## Task statement
What follows is a set of entries; retype all of them exactly.

Saved data entries:
################
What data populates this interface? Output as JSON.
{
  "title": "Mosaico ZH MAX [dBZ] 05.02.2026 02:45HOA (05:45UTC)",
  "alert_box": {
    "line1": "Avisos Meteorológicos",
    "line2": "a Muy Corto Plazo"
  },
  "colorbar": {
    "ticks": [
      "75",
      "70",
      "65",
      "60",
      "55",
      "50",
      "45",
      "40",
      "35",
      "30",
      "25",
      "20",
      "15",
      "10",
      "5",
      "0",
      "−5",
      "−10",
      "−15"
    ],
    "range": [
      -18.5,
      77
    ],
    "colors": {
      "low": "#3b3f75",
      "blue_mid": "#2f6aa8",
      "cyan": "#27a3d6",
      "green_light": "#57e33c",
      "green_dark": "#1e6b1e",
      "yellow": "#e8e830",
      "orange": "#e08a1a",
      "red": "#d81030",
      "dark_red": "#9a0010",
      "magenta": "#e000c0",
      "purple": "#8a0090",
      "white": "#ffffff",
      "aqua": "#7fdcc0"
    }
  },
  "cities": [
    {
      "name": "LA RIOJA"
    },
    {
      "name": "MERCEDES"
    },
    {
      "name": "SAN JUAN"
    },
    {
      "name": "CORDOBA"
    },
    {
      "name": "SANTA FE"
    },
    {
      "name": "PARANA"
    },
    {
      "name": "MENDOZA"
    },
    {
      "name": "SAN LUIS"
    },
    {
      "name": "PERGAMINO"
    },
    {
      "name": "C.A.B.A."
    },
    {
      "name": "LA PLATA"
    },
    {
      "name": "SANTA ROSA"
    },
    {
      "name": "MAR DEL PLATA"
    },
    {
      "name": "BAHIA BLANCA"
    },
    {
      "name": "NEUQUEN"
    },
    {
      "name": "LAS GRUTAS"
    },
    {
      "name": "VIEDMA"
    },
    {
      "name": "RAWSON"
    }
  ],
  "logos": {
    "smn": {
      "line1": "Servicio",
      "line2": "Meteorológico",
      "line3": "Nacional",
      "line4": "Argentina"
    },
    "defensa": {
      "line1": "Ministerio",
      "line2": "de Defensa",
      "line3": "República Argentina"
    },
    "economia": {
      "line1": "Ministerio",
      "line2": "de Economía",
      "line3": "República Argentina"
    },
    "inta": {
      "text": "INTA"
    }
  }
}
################
## Answer space
What data populates this interface? Output as JSON.
{
  "title": "Mosaico ZH MAX [dBZ] 05.02.2026 02:45HOA (05:45UTC)",
  "alert_box": {
    "line1": "Avisos Meteorológicos",
    "line2": "a Muy Corto Plazo"
  },
  "colorbar": {
    "ticks": [
      "75",
      "70",
      "65",
      "60",
      "55",
      "50",
      "45",
      "40",
      "35",
      "30",
      "25",
      "20",
      "15",
      "10",
      "5",
      "0",
      "−5",
      "−10",
      "−15"
    ],
    "range": [
      -18.5,
      77
    ],
    "colors": {
      "low": "#3b3f75",
      "blue_mid": "#2f6aa8",
      "cyan": "#27a3d6",
      "green_light": "#57e33c",
      "green_dark": "#1e6b1e",
      "yellow": "#e8e830",
      "orange": "#e08a1a",
      "red": "#d81030",
      "dark_red": "#9a0010",
      "magenta": "#e000c0",
      "purple": "#8a0090",
      "white": "#ffffff",
      "aqua": "#7fdcc0"
    }
  },
  "cities": [
    {
      "name": "LA RIOJA"
    },
    {
      "name": "MERCEDES"
    },
    {
      "name": "SAN JUAN"
    },
    {
      "name": "CORDOBA"
    },
    {
      "name": "SANTA FE"
    },
    {
      "name": "PARANA"
    },
    {
      "name": "MENDOZA"
    },
    {
      "name": "SAN LUIS"
    },
    {
      "name": "PERGAMINO"
    },
    {
      "name": "C.A.B.A."
    },
    {
      "name": "LA PLATA"
    },
    {
      "name": "SANTA ROSA"
    },
    {
      "name": "MAR DEL PLATA"
    },
    {
      "name": "BAHIA BLANCA"
    },
    {
      "name": "NEUQUEN"
    },
    {
      "name": "LAS GRUTAS"
    },
    {
      "name": "VIEDMA"
    },
    {
      "name": "RAWSON"
    }
  ],
  "logos": {
    "smn": {
      "line1": "Servicio",
      "line2": "Meteorológico",
      "line3": "Nacional",
      "line4": "Argentina"
    },
    "defensa": {
      "line1": "Ministerio",
      "line2": "de Defensa",
      "line3": "República Argentina"
    },
    "economia": {
      "line1": "Ministerio",
      "line2": "de Economía",
      "line3": "República Argentina"
    },
    "inta": {
      "text": "INTA"
    }
  }
}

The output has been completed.